Finding a balance between job satisfaction, money, and lifestyle is not easy.
- When most of your life is spent doing one thing, it matters if that thing is unfulfilling or if it makes you unhappy. According to research, most people are not thrilled with their jobs. However, there are ways to find purpose in your work and to reduce the negative impact that the daily grind has on your mental health.
- "The evidence is that about 70 percent of people are not engaged in what they do all day long, and about 18 percent of people are repulsed," London Business School professor Dan Cable says, calling the current state of work unhappiness an epidemic. In this video, he and other big thinkers consider what it means to find meaning in your work, discuss the parts of the brain that fuel creativity, and share strategies for reassessing your relationship to your job.
- Author James Citrin offers a career triangle model that sees work as a balance of three forces: job satisfaction, money, and lifestyle.
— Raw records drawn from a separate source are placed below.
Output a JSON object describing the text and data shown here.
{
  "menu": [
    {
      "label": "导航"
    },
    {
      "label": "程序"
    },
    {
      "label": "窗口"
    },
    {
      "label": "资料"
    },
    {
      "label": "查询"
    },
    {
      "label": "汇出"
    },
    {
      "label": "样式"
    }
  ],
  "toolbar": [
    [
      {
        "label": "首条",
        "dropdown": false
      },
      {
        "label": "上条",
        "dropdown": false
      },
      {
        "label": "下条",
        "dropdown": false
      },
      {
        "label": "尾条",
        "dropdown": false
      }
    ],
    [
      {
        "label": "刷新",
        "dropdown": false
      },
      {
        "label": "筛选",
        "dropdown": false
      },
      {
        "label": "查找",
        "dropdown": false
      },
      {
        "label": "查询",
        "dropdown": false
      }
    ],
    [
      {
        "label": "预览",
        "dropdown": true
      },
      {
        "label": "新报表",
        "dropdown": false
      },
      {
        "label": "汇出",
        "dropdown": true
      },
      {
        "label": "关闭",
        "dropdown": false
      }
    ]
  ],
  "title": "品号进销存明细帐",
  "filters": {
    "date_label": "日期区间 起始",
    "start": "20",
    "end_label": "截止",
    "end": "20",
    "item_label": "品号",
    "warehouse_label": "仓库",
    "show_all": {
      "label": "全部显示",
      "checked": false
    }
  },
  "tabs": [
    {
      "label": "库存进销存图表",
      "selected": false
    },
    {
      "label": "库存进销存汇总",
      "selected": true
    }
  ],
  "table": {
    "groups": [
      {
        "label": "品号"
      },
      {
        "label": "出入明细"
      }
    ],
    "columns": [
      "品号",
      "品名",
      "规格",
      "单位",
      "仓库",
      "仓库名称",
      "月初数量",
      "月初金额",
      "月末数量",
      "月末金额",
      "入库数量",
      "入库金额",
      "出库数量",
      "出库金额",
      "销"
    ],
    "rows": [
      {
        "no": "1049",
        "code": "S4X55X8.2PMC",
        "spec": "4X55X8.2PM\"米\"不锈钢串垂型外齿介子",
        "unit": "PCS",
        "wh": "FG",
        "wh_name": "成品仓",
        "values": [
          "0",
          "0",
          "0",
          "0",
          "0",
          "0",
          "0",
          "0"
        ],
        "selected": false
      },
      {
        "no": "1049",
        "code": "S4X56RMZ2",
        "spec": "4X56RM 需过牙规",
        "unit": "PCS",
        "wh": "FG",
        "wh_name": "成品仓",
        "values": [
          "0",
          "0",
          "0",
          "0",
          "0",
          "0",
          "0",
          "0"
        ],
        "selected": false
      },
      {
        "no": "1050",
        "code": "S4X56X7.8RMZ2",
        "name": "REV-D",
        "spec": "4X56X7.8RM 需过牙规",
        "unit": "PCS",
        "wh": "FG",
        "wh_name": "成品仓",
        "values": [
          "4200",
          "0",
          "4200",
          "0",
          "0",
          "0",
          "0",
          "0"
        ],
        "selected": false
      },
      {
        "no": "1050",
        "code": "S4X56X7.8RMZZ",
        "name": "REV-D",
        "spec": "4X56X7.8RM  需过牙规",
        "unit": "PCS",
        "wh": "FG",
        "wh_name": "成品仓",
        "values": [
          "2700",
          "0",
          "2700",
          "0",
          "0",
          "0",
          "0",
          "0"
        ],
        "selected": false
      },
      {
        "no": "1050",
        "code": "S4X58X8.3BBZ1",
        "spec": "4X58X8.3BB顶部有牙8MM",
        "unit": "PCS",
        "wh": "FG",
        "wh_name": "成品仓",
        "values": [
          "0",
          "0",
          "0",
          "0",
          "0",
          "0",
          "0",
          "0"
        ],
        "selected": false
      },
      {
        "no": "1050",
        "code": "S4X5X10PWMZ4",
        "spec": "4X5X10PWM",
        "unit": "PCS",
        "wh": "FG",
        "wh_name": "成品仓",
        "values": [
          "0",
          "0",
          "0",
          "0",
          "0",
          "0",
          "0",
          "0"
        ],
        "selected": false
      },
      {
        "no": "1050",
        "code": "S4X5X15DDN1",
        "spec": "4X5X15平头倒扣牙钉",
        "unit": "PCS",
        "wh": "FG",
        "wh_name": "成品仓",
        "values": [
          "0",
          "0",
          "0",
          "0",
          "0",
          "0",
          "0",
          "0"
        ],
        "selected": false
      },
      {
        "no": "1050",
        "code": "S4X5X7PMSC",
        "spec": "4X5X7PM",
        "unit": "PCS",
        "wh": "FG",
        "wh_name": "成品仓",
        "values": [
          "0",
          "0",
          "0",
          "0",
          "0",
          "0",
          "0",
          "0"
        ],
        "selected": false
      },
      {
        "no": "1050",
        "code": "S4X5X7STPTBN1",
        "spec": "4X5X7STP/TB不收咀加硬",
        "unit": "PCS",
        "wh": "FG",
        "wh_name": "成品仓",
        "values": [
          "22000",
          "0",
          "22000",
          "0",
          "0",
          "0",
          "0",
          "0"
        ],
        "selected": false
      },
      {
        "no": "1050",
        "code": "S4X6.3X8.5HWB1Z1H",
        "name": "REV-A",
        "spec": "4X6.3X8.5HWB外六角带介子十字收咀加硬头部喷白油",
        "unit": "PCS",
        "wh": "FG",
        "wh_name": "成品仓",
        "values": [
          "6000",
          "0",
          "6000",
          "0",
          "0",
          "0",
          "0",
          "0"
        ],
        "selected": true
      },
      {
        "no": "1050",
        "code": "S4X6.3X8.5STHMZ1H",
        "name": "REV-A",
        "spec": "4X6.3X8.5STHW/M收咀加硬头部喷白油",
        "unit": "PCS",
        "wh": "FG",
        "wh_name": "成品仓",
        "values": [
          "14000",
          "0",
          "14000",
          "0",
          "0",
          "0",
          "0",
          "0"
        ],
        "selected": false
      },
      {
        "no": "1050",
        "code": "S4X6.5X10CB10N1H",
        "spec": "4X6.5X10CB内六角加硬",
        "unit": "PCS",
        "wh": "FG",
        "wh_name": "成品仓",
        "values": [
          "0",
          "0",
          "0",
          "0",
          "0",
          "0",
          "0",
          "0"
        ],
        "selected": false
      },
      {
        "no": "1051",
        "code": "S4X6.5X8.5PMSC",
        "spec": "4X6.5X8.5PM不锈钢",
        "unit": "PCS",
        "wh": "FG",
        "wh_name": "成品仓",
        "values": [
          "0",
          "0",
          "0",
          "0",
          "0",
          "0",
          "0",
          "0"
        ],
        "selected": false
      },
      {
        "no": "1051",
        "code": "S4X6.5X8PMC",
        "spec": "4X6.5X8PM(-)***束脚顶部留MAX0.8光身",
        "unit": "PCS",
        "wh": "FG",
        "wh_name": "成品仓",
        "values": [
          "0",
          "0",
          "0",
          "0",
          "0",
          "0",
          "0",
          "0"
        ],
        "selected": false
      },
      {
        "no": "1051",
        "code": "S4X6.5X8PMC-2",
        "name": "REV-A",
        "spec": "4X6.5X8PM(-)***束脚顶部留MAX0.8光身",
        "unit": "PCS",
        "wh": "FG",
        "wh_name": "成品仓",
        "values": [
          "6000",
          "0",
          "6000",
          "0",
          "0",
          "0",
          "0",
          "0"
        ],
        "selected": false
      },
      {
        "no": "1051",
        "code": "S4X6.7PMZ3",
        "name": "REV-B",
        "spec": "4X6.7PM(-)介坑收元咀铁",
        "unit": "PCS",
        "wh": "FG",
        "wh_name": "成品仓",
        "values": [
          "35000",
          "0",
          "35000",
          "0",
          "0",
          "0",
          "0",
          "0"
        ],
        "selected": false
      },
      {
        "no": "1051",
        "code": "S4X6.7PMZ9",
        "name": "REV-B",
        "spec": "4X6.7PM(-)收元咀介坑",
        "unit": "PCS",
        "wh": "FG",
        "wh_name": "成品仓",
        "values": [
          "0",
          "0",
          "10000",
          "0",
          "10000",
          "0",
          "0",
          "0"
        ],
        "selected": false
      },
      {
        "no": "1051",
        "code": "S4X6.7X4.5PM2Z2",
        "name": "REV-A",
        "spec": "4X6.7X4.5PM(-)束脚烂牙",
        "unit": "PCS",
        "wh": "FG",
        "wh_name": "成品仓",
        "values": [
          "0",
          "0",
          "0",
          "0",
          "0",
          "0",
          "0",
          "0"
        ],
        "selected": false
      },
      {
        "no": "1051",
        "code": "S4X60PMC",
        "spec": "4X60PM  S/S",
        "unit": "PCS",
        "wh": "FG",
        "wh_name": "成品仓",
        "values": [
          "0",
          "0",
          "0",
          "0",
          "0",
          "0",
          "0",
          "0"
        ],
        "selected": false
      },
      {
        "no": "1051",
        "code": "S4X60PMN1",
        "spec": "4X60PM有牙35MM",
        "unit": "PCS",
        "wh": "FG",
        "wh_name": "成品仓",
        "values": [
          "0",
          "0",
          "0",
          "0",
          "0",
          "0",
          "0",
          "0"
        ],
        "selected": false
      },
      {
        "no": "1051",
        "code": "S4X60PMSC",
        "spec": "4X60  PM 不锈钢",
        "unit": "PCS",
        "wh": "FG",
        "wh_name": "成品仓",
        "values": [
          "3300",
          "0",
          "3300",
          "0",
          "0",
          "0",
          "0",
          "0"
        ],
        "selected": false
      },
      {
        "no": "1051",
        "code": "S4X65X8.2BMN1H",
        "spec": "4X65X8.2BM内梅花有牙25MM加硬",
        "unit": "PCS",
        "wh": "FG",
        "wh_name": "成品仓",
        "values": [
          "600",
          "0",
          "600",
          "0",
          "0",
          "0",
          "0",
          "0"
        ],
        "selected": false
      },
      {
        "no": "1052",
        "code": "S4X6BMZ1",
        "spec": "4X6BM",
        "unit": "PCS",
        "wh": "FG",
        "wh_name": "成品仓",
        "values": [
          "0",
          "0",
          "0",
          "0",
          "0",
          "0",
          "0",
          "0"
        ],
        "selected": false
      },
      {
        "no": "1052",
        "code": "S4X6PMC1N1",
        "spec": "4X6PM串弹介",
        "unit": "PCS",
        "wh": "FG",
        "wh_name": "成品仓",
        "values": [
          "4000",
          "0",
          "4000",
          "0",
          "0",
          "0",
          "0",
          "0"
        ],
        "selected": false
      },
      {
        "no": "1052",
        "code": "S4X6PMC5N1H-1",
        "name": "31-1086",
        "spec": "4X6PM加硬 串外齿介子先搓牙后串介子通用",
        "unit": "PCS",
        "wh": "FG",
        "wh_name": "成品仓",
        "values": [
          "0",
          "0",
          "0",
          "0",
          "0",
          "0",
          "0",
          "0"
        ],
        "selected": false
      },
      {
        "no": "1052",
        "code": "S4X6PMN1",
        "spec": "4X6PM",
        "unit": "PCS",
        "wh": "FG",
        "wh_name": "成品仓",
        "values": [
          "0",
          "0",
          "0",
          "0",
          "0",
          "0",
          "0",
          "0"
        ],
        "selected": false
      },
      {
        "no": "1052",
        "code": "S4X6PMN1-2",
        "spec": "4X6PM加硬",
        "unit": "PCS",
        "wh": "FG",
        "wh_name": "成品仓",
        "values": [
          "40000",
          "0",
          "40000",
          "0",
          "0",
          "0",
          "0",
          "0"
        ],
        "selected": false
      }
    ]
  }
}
While it is possible to have all three, Citrin says that they are not always possible at the same time, especially not early on in your career.